14 Tools That Changed Medicine

Transorbital Lobotomy Orbitoclast

Two things warrant the inclusion of the transorbital lobotomy orbitoclast on any list of tools that most changed medicine: what it did and what it spawned.

Invented in 1946 by Walter Freeman, an American physicist, as a faster, easier way to perform a lobotomy, the orbitoclast was controversial from the start. Lobotomies surgically destroy connections and tissues in the brain’s prefrontal cortex to treat depression, panic disorders, schizophrenia and other manias. 

Many in medicine already viewed lobotomies as barbaric. And Freeman’s orbitoclast made the procedure quick and easy. He would simply lift the upper eyelid away from the eyeball, insert the sharp point of the orbitoclast (essentially a modified ice pick), hammer it through the back of the socket, and pull it back and forth. The patients, sedated but still conscious, were usually sent home with sunglasses to hide any bruising.

The medical advance of the orbitoclast was unquestionable. It turned what had been major brain surgery into an outpatient procedure. Freeman, a fervent evangelizer of his invention, personally performed over 4,000 of the 60,000 lobotomies done in the U.S. and Europe between 1936 and 1956. One study showed that 63 percent of lobotomized patients saw improved symptoms, 23 percent had no improvement, and another 14 percent got worse or died. But the horror of the procedure was too much to allow that many neutral or negative results.

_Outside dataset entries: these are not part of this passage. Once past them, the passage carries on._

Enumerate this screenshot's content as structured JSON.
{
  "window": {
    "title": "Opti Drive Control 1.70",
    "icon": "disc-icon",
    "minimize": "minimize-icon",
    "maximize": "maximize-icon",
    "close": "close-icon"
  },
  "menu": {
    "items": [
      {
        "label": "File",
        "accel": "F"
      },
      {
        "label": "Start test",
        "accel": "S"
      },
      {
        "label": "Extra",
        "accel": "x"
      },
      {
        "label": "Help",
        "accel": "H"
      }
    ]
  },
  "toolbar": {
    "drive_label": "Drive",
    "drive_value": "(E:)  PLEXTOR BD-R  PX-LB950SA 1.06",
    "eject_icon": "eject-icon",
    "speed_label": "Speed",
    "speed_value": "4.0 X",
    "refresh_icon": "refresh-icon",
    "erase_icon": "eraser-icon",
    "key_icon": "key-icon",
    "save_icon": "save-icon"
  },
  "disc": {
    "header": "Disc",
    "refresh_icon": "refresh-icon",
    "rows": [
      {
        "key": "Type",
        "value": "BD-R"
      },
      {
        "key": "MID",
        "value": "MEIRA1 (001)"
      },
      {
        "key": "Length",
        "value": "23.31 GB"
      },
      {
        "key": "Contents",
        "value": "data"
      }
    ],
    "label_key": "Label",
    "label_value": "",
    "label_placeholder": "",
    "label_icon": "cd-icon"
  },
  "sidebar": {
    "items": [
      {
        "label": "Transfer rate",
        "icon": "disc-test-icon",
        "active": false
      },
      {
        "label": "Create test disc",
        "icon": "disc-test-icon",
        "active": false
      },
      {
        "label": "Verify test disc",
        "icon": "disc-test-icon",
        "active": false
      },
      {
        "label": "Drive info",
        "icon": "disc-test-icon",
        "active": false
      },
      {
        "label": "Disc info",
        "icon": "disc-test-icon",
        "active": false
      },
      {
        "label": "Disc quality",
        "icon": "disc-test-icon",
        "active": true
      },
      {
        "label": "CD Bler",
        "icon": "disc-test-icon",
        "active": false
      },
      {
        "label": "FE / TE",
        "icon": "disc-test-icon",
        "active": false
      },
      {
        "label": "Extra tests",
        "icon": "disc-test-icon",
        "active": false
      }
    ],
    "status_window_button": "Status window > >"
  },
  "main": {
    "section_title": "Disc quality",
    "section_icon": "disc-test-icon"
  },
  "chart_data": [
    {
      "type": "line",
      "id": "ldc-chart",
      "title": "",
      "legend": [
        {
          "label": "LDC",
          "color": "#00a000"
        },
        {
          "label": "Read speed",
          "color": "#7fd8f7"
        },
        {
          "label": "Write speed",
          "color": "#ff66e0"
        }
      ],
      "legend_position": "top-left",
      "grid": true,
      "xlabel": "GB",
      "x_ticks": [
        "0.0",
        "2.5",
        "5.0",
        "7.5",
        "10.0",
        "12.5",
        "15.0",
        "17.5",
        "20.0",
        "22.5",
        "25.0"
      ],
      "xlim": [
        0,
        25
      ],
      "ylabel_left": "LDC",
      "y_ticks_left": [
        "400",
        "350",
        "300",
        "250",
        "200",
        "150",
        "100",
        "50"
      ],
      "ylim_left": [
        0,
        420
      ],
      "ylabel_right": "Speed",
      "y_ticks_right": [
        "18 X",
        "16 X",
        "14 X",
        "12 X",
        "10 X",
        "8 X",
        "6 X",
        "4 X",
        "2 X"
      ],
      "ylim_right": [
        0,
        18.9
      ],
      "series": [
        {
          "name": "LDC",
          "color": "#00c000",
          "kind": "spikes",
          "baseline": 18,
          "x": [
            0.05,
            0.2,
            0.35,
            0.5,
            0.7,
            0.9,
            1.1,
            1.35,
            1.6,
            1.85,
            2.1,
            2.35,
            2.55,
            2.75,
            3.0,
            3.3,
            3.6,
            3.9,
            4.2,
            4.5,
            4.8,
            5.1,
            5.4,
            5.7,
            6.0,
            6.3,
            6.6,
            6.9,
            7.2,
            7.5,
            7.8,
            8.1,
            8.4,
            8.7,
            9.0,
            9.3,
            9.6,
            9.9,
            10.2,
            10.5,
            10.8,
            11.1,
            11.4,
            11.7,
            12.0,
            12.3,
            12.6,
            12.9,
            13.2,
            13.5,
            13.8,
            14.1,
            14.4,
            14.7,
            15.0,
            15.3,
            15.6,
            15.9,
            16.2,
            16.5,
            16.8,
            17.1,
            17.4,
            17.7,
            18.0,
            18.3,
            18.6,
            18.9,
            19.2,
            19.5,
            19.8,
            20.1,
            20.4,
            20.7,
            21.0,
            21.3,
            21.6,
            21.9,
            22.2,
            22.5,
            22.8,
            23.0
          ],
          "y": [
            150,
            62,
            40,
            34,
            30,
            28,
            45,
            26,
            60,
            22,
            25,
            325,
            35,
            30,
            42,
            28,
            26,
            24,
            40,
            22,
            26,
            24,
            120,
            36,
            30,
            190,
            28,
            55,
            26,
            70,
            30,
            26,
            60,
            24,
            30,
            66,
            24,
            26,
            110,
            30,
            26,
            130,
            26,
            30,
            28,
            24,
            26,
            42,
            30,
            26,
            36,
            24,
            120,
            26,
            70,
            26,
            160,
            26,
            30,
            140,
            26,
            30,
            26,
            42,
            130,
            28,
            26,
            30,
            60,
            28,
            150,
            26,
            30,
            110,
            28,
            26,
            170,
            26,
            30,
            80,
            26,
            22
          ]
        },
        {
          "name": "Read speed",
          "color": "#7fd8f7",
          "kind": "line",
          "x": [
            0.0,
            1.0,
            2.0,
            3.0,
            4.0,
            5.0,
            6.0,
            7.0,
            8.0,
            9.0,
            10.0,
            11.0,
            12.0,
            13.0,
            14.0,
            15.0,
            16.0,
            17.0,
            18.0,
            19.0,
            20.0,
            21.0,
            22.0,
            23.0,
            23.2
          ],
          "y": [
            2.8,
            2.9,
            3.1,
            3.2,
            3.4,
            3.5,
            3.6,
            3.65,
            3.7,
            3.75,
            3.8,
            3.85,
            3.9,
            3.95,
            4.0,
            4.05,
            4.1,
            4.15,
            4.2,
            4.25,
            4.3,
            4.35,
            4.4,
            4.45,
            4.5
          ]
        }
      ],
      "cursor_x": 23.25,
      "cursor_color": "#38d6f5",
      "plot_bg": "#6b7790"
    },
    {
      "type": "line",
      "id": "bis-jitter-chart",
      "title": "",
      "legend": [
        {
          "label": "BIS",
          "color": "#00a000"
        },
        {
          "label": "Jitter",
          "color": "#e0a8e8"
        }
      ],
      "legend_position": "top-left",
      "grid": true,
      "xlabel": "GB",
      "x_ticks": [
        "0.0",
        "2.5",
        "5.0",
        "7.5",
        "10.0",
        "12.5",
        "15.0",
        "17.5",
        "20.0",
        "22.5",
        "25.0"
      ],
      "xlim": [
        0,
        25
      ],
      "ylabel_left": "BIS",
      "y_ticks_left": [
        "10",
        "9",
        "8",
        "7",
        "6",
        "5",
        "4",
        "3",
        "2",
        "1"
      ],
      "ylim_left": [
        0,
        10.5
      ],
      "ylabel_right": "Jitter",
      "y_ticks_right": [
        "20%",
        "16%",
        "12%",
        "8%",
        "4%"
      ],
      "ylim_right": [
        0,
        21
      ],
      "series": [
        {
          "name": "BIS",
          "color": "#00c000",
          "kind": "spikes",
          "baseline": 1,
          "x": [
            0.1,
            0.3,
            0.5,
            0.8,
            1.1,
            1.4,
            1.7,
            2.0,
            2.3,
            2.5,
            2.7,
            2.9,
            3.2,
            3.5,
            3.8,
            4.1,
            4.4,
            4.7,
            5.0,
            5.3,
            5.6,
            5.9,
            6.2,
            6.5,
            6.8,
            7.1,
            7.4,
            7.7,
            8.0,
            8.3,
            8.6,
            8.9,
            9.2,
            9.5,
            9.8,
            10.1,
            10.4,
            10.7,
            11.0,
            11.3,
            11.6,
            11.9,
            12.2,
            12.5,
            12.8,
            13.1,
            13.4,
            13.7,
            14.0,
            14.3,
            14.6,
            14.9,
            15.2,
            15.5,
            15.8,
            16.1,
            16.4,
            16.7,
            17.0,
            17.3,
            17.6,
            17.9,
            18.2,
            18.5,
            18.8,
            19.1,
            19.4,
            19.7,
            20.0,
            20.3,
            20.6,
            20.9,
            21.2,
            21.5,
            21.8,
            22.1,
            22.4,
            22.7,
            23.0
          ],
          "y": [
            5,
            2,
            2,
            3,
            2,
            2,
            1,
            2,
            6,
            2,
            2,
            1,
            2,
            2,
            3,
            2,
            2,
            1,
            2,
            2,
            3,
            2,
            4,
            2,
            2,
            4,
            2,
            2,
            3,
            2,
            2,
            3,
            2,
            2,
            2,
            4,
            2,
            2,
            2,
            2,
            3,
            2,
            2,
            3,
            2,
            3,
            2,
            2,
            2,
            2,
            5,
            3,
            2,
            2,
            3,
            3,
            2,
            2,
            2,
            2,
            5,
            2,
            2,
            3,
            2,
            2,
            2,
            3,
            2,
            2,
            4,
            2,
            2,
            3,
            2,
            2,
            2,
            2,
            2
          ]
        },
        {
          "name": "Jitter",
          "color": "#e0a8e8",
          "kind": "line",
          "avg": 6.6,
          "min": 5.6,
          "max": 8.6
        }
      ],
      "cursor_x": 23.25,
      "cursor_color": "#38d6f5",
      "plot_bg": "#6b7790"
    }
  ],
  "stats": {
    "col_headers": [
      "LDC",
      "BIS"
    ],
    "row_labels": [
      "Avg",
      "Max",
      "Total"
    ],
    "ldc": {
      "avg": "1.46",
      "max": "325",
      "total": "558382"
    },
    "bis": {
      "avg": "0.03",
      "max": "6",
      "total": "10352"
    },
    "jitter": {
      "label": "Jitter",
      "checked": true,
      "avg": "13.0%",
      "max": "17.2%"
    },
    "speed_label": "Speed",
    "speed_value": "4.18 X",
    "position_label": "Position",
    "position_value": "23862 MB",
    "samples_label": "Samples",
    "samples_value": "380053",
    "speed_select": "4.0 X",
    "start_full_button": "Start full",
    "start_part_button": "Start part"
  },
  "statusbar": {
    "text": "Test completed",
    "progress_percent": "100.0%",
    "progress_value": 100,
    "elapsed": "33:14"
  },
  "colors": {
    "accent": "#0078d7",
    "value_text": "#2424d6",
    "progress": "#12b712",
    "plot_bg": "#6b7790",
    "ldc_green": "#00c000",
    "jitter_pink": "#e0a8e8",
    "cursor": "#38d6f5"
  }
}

By the 1950s, the medical community and the general public wanted options. This is how the orbitoclast changed medicine again: It led to a search for options, spurring the psychiatric community to develop psychoactive drugs and new talk therapies.

Chlorpromazine to treat schizophrenia became available in the U.S. in 1955. The antipsychotic Haloperidol followed in the 1960s, marking the first wave in drug therapy.

Freeman used his cherished orbitoclast for the last time in 1967 on a longtime patient — a woman he had already twice lobotomized. She died of a cerebral hemorrhage, and he was banned from further operations.

Comments are closed.